◆ YOUR ASSIGNMENT:
Filter the entries for the word "JSON". Copy each line that has it.

◆ SUPPLIED MATERIAL:
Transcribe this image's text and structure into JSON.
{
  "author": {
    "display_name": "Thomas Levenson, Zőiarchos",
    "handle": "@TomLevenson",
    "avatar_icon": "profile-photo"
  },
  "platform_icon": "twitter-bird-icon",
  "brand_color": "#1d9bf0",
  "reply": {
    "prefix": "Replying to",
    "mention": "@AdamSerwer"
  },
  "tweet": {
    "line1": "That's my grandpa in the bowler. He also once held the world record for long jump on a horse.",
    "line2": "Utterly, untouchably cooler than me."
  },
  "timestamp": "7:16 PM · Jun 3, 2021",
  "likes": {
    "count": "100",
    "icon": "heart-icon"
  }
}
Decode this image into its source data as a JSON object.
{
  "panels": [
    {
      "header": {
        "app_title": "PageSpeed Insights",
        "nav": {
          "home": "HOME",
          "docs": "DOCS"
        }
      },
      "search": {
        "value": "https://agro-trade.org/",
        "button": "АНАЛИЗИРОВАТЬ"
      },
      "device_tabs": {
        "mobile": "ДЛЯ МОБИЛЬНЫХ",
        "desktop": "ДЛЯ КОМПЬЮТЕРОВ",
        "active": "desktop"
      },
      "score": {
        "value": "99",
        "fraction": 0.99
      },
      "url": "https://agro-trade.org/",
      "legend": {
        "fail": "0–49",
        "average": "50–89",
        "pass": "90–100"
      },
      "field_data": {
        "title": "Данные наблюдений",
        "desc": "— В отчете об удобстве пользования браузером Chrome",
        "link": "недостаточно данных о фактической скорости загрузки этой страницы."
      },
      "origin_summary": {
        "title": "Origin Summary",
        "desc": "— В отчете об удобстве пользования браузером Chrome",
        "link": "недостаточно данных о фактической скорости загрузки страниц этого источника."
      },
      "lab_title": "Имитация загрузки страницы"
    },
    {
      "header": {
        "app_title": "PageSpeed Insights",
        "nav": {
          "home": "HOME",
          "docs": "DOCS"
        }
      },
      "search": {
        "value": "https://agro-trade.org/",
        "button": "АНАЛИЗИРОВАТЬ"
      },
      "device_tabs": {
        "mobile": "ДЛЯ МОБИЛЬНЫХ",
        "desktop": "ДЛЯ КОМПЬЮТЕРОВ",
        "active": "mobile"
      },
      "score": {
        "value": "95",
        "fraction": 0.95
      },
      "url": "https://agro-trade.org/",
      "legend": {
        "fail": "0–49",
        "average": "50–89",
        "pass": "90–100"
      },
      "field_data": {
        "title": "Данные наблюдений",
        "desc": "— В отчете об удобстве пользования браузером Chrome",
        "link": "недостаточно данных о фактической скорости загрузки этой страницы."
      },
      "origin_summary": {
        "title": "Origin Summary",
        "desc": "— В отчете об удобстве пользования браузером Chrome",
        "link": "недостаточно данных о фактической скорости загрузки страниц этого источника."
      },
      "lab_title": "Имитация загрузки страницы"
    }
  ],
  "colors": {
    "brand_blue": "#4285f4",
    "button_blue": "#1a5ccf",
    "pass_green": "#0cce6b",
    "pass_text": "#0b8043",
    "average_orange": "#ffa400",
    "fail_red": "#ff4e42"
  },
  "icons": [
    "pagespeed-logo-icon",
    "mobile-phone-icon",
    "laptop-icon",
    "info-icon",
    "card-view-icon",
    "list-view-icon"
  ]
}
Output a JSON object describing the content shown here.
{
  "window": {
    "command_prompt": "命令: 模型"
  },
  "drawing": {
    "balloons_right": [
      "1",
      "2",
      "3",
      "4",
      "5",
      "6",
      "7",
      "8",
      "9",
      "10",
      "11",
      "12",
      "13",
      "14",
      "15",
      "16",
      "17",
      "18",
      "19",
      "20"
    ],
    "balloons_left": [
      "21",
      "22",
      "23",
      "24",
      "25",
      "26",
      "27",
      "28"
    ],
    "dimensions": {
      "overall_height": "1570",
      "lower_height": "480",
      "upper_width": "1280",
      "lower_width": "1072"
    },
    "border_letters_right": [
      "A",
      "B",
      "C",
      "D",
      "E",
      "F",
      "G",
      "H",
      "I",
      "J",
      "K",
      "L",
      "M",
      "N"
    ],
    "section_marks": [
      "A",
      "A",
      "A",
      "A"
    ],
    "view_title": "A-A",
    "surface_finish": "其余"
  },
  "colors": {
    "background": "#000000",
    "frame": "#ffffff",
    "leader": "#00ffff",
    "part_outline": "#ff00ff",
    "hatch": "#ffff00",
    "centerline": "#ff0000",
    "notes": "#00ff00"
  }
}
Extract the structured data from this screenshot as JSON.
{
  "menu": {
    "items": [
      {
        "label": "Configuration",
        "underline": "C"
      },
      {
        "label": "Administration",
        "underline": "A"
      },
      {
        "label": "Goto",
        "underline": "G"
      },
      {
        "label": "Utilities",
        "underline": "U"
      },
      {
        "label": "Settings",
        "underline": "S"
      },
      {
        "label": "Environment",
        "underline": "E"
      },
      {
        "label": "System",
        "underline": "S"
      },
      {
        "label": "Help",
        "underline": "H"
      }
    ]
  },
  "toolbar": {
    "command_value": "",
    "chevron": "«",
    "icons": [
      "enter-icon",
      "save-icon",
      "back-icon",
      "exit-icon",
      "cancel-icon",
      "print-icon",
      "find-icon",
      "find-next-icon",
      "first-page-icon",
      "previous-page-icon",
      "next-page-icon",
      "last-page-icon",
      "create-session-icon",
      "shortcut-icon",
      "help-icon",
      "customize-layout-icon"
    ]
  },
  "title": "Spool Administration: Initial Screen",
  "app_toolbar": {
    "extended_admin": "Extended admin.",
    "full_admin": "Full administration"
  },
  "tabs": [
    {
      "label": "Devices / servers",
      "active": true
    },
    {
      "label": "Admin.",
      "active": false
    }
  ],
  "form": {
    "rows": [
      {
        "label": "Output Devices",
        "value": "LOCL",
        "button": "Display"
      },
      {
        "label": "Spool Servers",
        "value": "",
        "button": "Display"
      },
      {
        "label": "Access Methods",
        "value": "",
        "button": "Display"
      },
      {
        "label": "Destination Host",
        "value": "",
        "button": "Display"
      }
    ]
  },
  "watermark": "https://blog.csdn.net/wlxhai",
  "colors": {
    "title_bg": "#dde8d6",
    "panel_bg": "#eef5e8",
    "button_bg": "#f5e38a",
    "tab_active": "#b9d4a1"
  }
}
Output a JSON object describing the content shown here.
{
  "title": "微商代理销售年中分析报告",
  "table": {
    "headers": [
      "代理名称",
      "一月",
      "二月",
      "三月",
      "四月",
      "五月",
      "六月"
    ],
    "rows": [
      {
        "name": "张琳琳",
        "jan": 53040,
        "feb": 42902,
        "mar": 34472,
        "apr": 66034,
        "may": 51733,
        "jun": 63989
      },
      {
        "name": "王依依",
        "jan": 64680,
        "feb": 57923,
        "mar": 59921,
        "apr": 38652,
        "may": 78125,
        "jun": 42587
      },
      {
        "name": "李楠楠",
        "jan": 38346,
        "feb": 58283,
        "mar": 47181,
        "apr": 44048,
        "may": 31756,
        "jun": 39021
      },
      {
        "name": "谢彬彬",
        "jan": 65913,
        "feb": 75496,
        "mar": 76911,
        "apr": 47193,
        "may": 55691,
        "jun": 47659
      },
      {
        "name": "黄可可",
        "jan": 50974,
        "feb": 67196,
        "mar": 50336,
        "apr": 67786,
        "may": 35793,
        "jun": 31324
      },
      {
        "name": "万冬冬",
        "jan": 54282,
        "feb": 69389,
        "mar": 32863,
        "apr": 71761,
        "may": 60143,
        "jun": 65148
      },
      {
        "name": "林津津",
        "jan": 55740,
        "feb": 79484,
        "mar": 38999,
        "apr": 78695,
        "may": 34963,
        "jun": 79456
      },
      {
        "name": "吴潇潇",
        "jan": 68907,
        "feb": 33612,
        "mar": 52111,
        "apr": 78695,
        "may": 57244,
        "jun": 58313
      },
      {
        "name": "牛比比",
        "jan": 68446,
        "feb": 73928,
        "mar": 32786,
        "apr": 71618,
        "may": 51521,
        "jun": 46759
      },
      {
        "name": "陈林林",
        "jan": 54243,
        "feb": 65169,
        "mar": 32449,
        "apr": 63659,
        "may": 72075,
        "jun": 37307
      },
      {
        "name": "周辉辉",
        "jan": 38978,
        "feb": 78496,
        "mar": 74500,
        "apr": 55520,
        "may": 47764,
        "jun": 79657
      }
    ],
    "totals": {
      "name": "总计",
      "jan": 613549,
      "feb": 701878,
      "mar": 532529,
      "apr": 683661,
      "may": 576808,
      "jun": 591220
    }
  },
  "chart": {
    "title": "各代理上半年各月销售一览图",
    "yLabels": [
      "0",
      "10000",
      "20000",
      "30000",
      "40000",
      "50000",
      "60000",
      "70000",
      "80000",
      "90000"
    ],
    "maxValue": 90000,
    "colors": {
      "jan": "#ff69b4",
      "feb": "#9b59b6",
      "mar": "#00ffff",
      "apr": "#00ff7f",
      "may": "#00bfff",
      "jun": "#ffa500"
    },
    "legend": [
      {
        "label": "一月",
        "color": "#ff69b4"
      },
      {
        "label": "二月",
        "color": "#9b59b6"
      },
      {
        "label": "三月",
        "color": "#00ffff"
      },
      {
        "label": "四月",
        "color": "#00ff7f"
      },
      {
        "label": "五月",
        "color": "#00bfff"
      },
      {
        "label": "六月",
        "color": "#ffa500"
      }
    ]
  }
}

◆ FINISHED EXERCISE:
Transcribe this image's text and structure into JSON.
Decode this image into its source data as a JSON object.
Output a JSON object describing the content shown here.
Extract the structured data from this screenshot as JSON.
Output a JSON object describing the content shown here.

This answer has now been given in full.